**WHAT THIS TASK INVOLVES:** Lines below that include "curlyhair" are the answer; copy each one.

**SOURCE DATA:**
_ _ _ _

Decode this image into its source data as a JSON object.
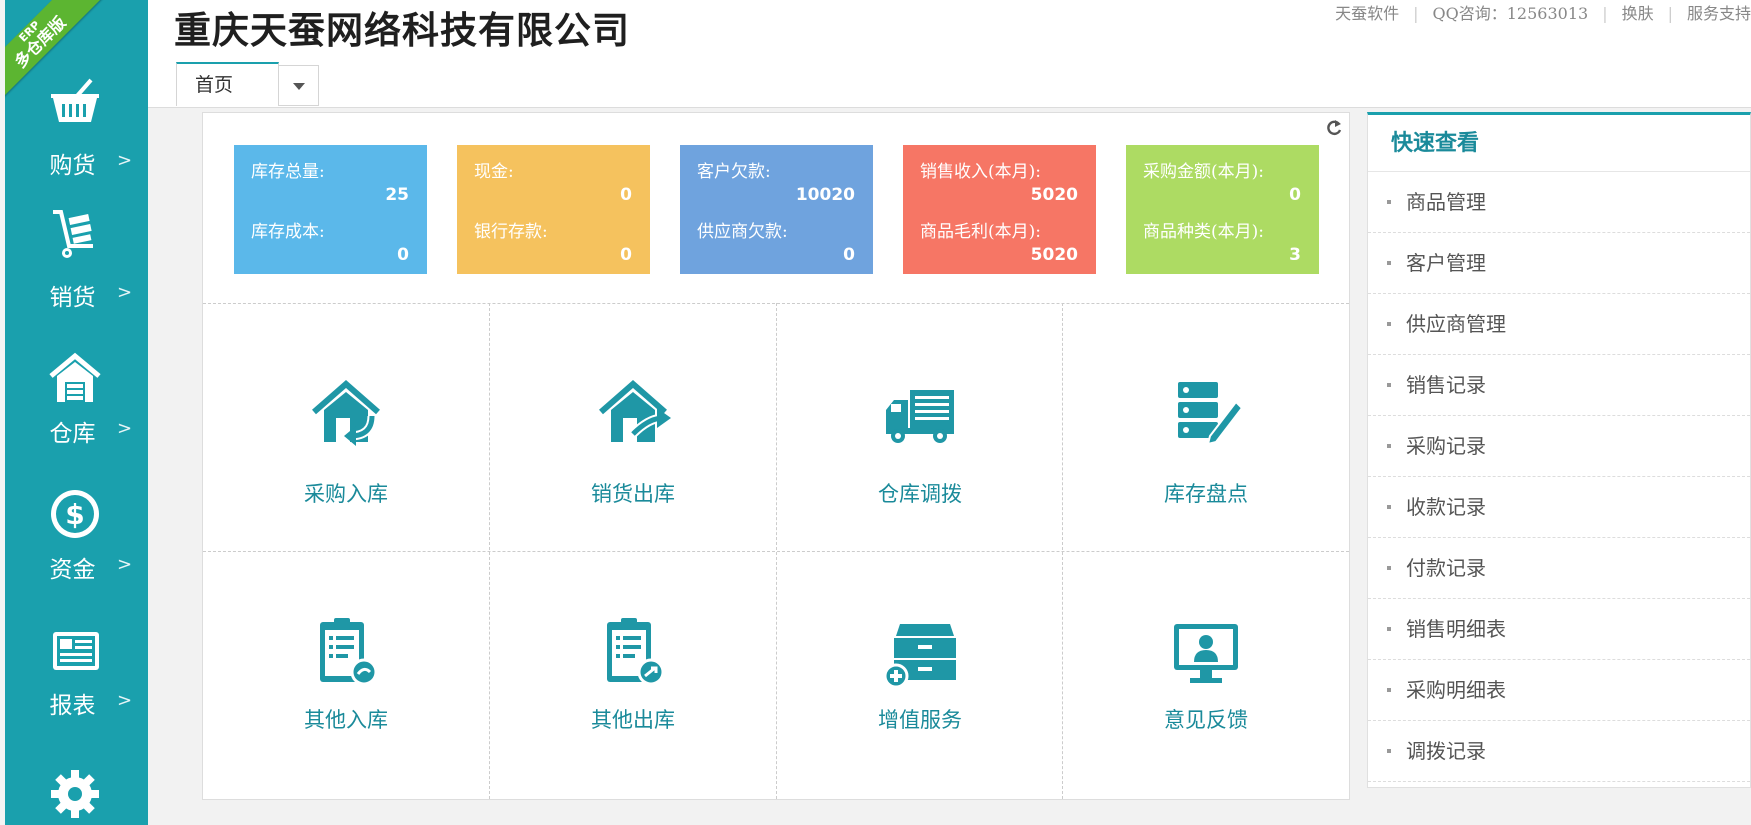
{
  "brand": {
    "ribbon_small": "ERP",
    "ribbon_main": "多仓库版"
  },
  "sidebar": {
    "items": [
      {
        "label": "购货",
        "arrow": ">",
        "icon": "basket-icon"
      },
      {
        "label": "销货",
        "arrow": ">",
        "icon": "cart-dolly-icon"
      },
      {
        "label": "仓库",
        "arrow": ">",
        "icon": "warehouse-icon"
      },
      {
        "label": "资金",
        "arrow": ">",
        "icon": "dollar-circle-icon"
      },
      {
        "label": "报表",
        "arrow": ">",
        "icon": "report-icon"
      }
    ],
    "settings_icon": "gear-icon"
  },
  "header": {
    "company": "重庆天蚕网络科技有限公司",
    "links": [
      "天蚕软件",
      "QQ咨询：12563013",
      "换肤",
      "服务支持"
    ],
    "tab_home": "首页"
  },
  "stats": [
    {
      "label1": "库存总量:",
      "value1": "25",
      "label2": "库存成本:",
      "value2": "0",
      "color": "#5bb8ea"
    },
    {
      "label1": "现金:",
      "value1": "0",
      "label2": "银行存款:",
      "value2": "0",
      "color": "#f5c25e"
    },
    {
      "label1": "客户欠款:",
      "value1": "10020",
      "label2": "供应商欠款:",
      "value2": "0",
      "color": "#6fa3de"
    },
    {
      "label1": "销售收入(本月):",
      "value1": "5020",
      "label2": "商品毛利(本月):",
      "value2": "5020",
      "color": "#f67665"
    },
    {
      "label1": "采购金额(本月):",
      "value1": "0",
      "label2": "商品种类(本月):",
      "value2": "3",
      "color": "#addb63"
    }
  ],
  "grid": [
    {
      "label": "采购入库",
      "icon": "house-in-icon"
    },
    {
      "label": "销货出库",
      "icon": "house-out-icon"
    },
    {
      "label": "仓库调拨",
      "icon": "truck-icon"
    },
    {
      "label": "库存盘点",
      "icon": "inventory-edit-icon"
    },
    {
      "label": "其他入库",
      "icon": "clipboard-in-icon"
    },
    {
      "label": "其他出库",
      "icon": "clipboard-out-icon"
    },
    {
      "label": "增值服务",
      "icon": "drawer-add-icon"
    },
    {
      "label": "意见反馈",
      "icon": "monitor-user-icon"
    }
  ],
  "quick": {
    "title": "快速查看",
    "items": [
      "商品管理",
      "客户管理",
      "供应商管理",
      "销售记录",
      "采购记录",
      "收款记录",
      "付款记录",
      "销售明细表",
      "采购明细表",
      "调拨记录"
    ]
  },
  "colors": {
    "accent": "#1aa0ad",
    "grid_text": "#1a8a9a",
    "icon": "#1f97a6"
  }
}
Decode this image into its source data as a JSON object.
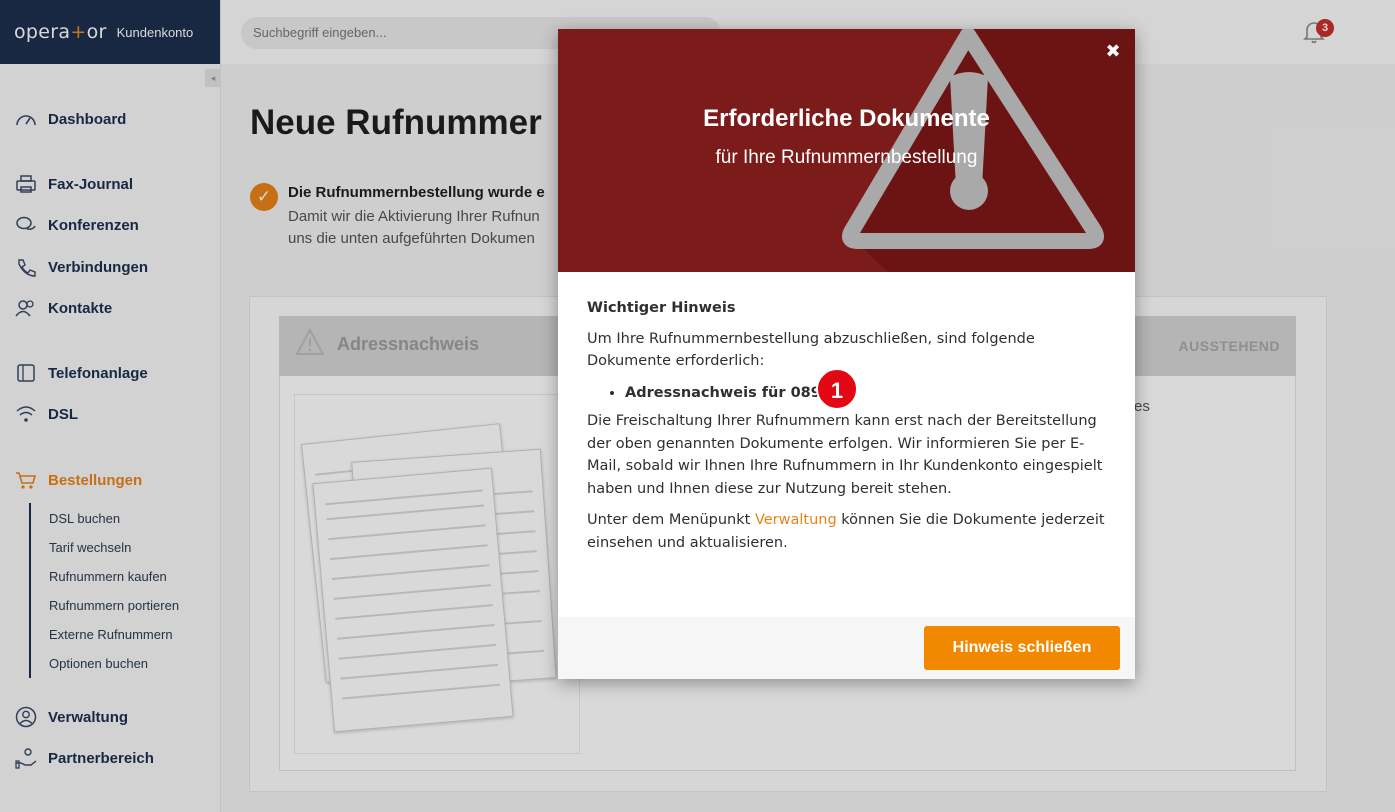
{
  "brand": {
    "logo": "opera+or",
    "logo_left": "opera",
    "logo_plus": "+",
    "logo_right": "or",
    "subtitle": "Kundenkonto"
  },
  "sidebar": {
    "collapse_glyph": "◂",
    "items": [
      {
        "label": "Dashboard",
        "icon": "speedometer-icon"
      },
      {
        "label": "Fax-Journal",
        "icon": "fax-icon"
      },
      {
        "label": "Konferenzen",
        "icon": "chat-bubbles-icon"
      },
      {
        "label": "Verbindungen",
        "icon": "phone-icon"
      },
      {
        "label": "Kontakte",
        "icon": "contacts-icon"
      },
      {
        "label": "Telefonanlage",
        "icon": "pbx-icon"
      },
      {
        "label": "DSL",
        "icon": "wifi-icon"
      },
      {
        "label": "Bestellungen",
        "icon": "cart-icon",
        "active": true
      },
      {
        "label": "Verwaltung",
        "icon": "user-circle-icon"
      },
      {
        "label": "Partnerbereich",
        "icon": "partner-icon"
      }
    ],
    "subitems": [
      "DSL buchen",
      "Tarif wechseln",
      "Rufnummern kaufen",
      "Rufnummern portieren",
      "Externe Rufnummern",
      "Optionen buchen"
    ]
  },
  "topbar": {
    "search_placeholder": "Suchbegriff eingeben...",
    "notification_count": "3"
  },
  "main": {
    "title": "Neue Rufnummer",
    "success_title": "Die Rufnummernbestellung wurde e",
    "success_text": "Damit wir die Aktivierung Ihrer Rufnun uns die unten aufgeführten Dokumen",
    "doc_label": "Adressnachweis",
    "doc_status": "AUSSTEHEND",
    "side_text": "es"
  },
  "modal": {
    "title": "Erforderliche Dokumente",
    "subtitle": "für Ihre Rufnummernbestellung",
    "close": "✖",
    "heading": "Wichtiger Hinweis",
    "intro": "Um Ihre Rufnummernbestellung abzuschließen, sind folgende Dokumente erforderlich:",
    "required_doc": "Adressnachweis für 089",
    "marker": "1",
    "info": "Die Freischaltung Ihrer Rufnummern kann erst nach der Bereitstellung der oben genannten Dokumente erfolgen. Wir informieren Sie per E-Mail, sobald wir Ihnen Ihre Rufnummern in Ihr Kundenkonto eingespielt haben und Ihnen diese zur Nutzung bereit stehen.",
    "menu_before": "Unter dem Menüpunkt ",
    "menu_link": "Verwaltung",
    "menu_after": " können Sie die Dokumente jederzeit einsehen und aktualisieren.",
    "button": "Hinweis schließen"
  },
  "colors": {
    "brand_navy": "#1d2f4f",
    "accent_orange": "#e98318",
    "modal_red": "#7b1b1a",
    "marker_red": "#e30613"
  }
}
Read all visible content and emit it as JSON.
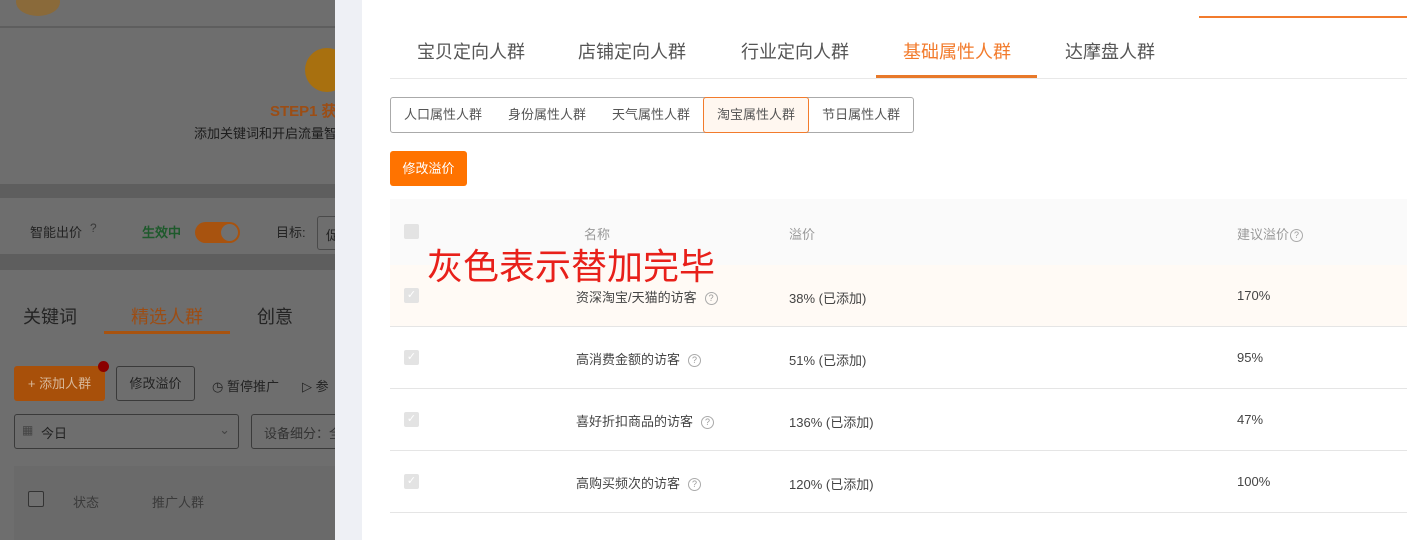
{
  "background": {
    "step_title": "STEP1 获",
    "step_desc": "添加关键词和开启流量智",
    "smart_bid_label": "智能出价",
    "status_label": "生效中",
    "target_label": "目标:",
    "target_value": "促",
    "tabs": [
      "关键词",
      "精选人群",
      "创意"
    ],
    "add_crowd_button": "+ 添加人群",
    "modify_premium_button": "修改溢价",
    "pause_label": "暂停推广",
    "resume_label": "参",
    "date_select": "今日",
    "device_select": "设备细分：全",
    "table_headers": [
      "状态",
      "推广人群"
    ]
  },
  "drawer": {
    "tabs": [
      "宝贝定向人群",
      "店铺定向人群",
      "行业定向人群",
      "基础属性人群",
      "达摩盘人群"
    ],
    "active_tab": 3,
    "segments": [
      "人口属性人群",
      "身份属性人群",
      "天气属性人群",
      "淘宝属性人群",
      "节日属性人群"
    ],
    "active_segment": 3,
    "modify_button": "修改溢价",
    "table": {
      "headers": [
        "名称",
        "溢价",
        "建议溢价"
      ],
      "rows": [
        {
          "name": "资深淘宝/天猫的访客",
          "premium": "38% (已添加)",
          "suggested": "170%"
        },
        {
          "name": "高消费金额的访客",
          "premium": "51% (已添加)",
          "suggested": "95%"
        },
        {
          "name": "喜好折扣商品的访客",
          "premium": "136% (已添加)",
          "suggested": "47%"
        },
        {
          "name": "高购买频次的访客",
          "premium": "120% (已添加)",
          "suggested": "100%"
        }
      ]
    },
    "annotation": "灰色表示替加完毕"
  },
  "colors": {
    "accent": "#ff7300",
    "annotation": "#e8201a",
    "status_green": "#2aa84a"
  }
}
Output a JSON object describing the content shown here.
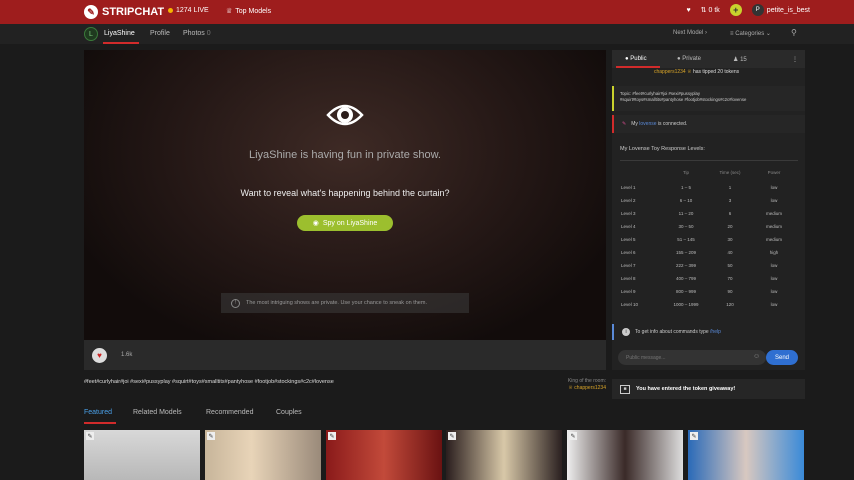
{
  "header": {
    "brand": "STRIPCHAT",
    "live": "1274 LIVE",
    "top_models": "Top Models",
    "tokens": "0 tk",
    "add_tokens": "+",
    "username": "petite_is_best",
    "avatar_initial": "P"
  },
  "model_bar": {
    "avatar_initial": "L",
    "model_name": "LiyaShine",
    "profile": "Profile",
    "photos": "Photos",
    "photos_count": "0",
    "next_model": "Next Model",
    "categories": "Categories"
  },
  "video": {
    "private_text": "LiyaShine is having fun in private show.",
    "reveal_text": "Want to reveal what's happening behind the curtain?",
    "spy_button": "Spy on LiyaShine",
    "intrigue_text": "The most intriguing shows are private. Use your chance to sneak on them."
  },
  "controls": {
    "favorite_count": "1.6k"
  },
  "tags": "#feet#curlyhair#joi #sexi#pussyplay #squirt#toys#smalltits#pantyhose #footjob#stockings#c2c#lovense",
  "king": {
    "label": "King of the room:",
    "name": "chappers1234"
  },
  "chat": {
    "tabs": [
      "Public",
      "Private",
      "15"
    ],
    "tip_user": "chappers1234",
    "tip_text": "has tipped 20 tokens",
    "topic_line1": "Topic: #feet#curlyhair#joi #sexi#pussyplay",
    "topic_line2": "#squirt#toys#smalltits#pantyhose #footjob#stockings#c2c#lovense",
    "lovense_prefix": "My",
    "lovense_link": "lovense",
    "lovense_suffix": "is connected.",
    "levels_title": "My Lovense Toy Response Levels:",
    "levels_headers": [
      "Tip",
      "Time (sec)",
      "Power"
    ],
    "levels": [
      {
        "name": "Level 1",
        "tip": "1 – 5",
        "time": "1",
        "power": "low"
      },
      {
        "name": "Level 2",
        "tip": "6 – 10",
        "time": "3",
        "power": "low"
      },
      {
        "name": "Level 3",
        "tip": "11 – 20",
        "time": "6",
        "power": "medium"
      },
      {
        "name": "Level 4",
        "tip": "30 – 50",
        "time": "20",
        "power": "medium"
      },
      {
        "name": "Level 5",
        "tip": "51 – 145",
        "time": "30",
        "power": "medium"
      },
      {
        "name": "Level 6",
        "tip": "155 – 209",
        "time": "40",
        "power": "high"
      },
      {
        "name": "Level 7",
        "tip": "222 – 399",
        "time": "50",
        "power": "low"
      },
      {
        "name": "Level 8",
        "tip": "400 – 799",
        "time": "70",
        "power": "low"
      },
      {
        "name": "Level 9",
        "tip": "800 – 999",
        "time": "90",
        "power": "low"
      },
      {
        "name": "Level 10",
        "tip": "1000 – 1999",
        "time": "120",
        "power": "low"
      }
    ],
    "commands_text": "To get info about commands type",
    "commands_help": "/help",
    "message_placeholder": "Public message...",
    "send": "Send",
    "giveaway": "You have entered the token giveaway!"
  },
  "feature_tabs": [
    "Featured",
    "Related Models",
    "Recommended",
    "Couples"
  ],
  "colors": {
    "brand_red": "#9e1d1d",
    "accent_green": "#9cbf2e",
    "send_blue": "#2f6fd1"
  }
}
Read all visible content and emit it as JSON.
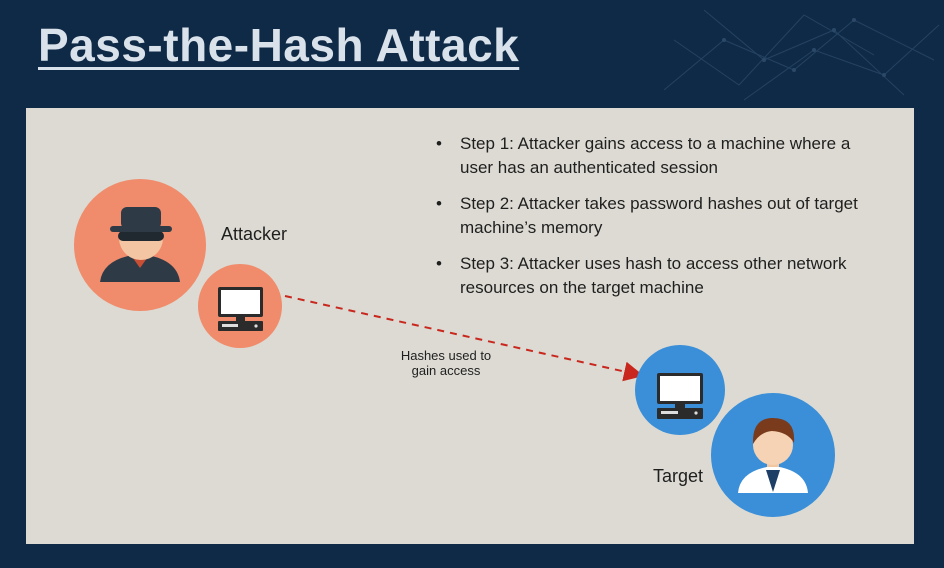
{
  "slide": {
    "title": "Pass-the-Hash Attack",
    "steps": [
      "Step 1: Attacker gains access to a machine where a user has an authenticated session",
      "Step 2: Attacker takes password hashes out of target machine’s memory",
      "Step 3: Attacker uses hash to access other network resources on the target machine"
    ]
  },
  "diagram": {
    "attacker_label": "Attacker",
    "target_label": "Target",
    "arrow_label": "Hashes used to\ngain access"
  },
  "colors": {
    "background": "#0f2a47",
    "panel": "#dcdad2",
    "attacker_circle": "#f08b6b",
    "target_circle": "#3a8fd8",
    "arrow": "#c9271e"
  },
  "icons": {
    "attacker": "hacker-icon",
    "attacker_machine": "computer-icon",
    "target_machine": "computer-icon",
    "target": "businessman-icon"
  }
}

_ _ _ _

**ANSWER TO THE EXERCISE:**
  "tags": "#feet#curlyhair#joi #sexi#pussyplay #squirt#toys#smalltits#pantyhose #footjob#stockings#c2c#lovense",
    "topic_line1": "Topic: #feet#curlyhair#joi #sexi#pussyplay",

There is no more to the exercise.